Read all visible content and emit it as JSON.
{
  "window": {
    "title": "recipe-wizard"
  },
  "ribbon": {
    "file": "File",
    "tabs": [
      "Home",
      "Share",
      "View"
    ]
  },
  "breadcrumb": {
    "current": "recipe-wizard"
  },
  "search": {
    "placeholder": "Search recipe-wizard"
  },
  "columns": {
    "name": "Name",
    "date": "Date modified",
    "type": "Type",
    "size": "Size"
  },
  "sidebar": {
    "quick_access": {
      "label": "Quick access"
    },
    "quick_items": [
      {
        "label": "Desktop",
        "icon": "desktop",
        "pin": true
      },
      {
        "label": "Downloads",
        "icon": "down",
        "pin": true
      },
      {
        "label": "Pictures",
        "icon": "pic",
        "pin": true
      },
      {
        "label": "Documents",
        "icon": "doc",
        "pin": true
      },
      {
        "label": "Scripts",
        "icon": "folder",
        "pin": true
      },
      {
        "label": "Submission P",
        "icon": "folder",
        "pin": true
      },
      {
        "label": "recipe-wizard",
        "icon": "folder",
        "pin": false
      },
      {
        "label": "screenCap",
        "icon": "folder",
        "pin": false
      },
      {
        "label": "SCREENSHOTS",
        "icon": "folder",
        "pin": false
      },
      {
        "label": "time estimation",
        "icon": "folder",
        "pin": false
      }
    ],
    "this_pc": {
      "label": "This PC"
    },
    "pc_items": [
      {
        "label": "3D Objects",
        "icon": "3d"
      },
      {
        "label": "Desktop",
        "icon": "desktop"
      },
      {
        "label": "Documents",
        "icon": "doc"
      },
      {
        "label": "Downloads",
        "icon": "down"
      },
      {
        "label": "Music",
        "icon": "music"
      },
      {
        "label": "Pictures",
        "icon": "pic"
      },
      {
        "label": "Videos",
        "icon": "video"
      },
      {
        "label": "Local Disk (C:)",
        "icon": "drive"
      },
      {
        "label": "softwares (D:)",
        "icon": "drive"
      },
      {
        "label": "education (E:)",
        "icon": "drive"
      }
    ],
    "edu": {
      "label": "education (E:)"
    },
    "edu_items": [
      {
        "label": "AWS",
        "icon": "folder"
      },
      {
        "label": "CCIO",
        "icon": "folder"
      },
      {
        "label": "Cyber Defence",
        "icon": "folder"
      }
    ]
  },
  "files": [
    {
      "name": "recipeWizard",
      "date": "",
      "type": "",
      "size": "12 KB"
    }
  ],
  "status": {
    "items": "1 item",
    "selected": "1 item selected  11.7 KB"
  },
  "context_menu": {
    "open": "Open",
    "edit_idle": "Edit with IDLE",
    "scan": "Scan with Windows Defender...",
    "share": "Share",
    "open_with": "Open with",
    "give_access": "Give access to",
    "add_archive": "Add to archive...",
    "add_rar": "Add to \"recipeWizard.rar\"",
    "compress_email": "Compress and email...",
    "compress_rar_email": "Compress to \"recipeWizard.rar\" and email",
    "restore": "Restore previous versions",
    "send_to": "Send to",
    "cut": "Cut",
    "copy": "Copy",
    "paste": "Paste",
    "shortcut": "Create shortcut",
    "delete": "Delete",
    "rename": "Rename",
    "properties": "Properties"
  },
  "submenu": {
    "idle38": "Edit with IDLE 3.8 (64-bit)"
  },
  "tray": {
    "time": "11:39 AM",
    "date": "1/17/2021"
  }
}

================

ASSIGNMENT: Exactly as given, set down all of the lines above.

COMPLETED EXERCISE:
Read all visible content and emit it as JSON.
{
  "window": {
    "title": "recipe-wizard"
  },
  "ribbon": {
    "file": "File",
    "tabs": [
      "Home",
      "Share",
      "View"
    ]
  },
  "breadcrumb": {
    "current": "recipe-wizard"
  },
  "search": {
    "placeholder": "Search recipe-wizard"
  },
  "columns": {
    "name": "Name",
    "date": "Date modified",
    "type": "Type",
    "size": "Size"
  },
  "sidebar": {
    "quick_access": {
      "label": "Quick access"
    },
    "quick_items": [
      {
        "label": "Desktop",
        "icon": "desktop",
        "pin": true
      },
      {
        "label": "Downloads",
        "icon": "down",
        "pin": true
      },
      {
        "label": "Pictures",
        "icon": "pic",
        "pin": true
      },
      {
        "label": "Documents",
        "icon": "doc",
        "pin": true
      },
      {
        "label": "Scripts",
        "icon": "folder",
        "pin": true
      },
      {
        "label": "Submission P",
        "icon": "folder",
        "pin": true
      },
      {
        "label": "recipe-wizard",
        "icon": "folder",
        "pin": false
      },
      {
        "label": "screenCap",
        "icon": "folder",
        "pin": false
      },
      {
        "label": "SCREENSHOTS",
        "icon": "folder",
        "pin": false
      },
      {
        "label": "time estimation",
        "icon": "folder",
        "pin": false
      }
    ],
    "this_pc": {
      "label": "This PC"
    },
    "pc_items": [
      {
        "label": "3D Objects",
        "icon": "3d"
      },
      {
        "label": "Desktop",
        "icon": "desktop"
      },
      {
        "label": "Documents",
        "icon": "doc"
      },
      {
        "label": "Downloads",
        "icon": "down"
      },
      {
        "label": "Music",
        "icon": "music"
      },
      {
        "label": "Pictures",
        "icon": "pic"
      },
      {
        "label": "Videos",
        "icon": "video"
      },
      {
        "label": "Local Disk (C:)",
        "icon": "drive"
      },
      {
        "label": "softwares (D:)",
        "icon": "drive"
      },
      {
        "label": "education (E:)",
        "icon": "drive"
      }
    ],
    "edu": {
      "label": "education (E:)"
    },
    "edu_items": [
      {
        "label": "AWS",
        "icon": "folder"
      },
      {
        "label": "CCIO",
        "icon": "folder"
      },
      {
        "label": "Cyber Defence",
        "icon": "folder"
      }
    ]
  },
  "files": [
    {
      "name": "recipeWizard",
      "date": "",
      "type": "",
      "size": "12 KB"
    }
  ],
  "status": {
    "items": "1 item",
    "selected": "1 item selected  11.7 KB"
  },
  "context_menu": {
    "open": "Open",
    "edit_idle": "Edit with IDLE",
    "scan": "Scan with Windows Defender...",
    "share": "Share",
    "open_with": "Open with",
    "give_access": "Give access to",
    "add_archive": "Add to archive...",
    "add_rar": "Add to \"recipeWizard.rar\"",
    "compress_email": "Compress and email...",
    "compress_rar_email": "Compress to \"recipeWizard.rar\" and email",
    "restore": "Restore previous versions",
    "send_to": "Send to",
    "cut": "Cut",
    "copy": "Copy",
    "paste": "Paste",
    "shortcut": "Create shortcut",
    "delete": "Delete",
    "rename": "Rename",
    "properties": "Properties"
  },
  "submenu": {
    "idle38": "Edit with IDLE 3.8 (64-bit)"
  },
  "tray": {
    "time": "11:39 AM",
    "date": "1/17/2021"
  }
}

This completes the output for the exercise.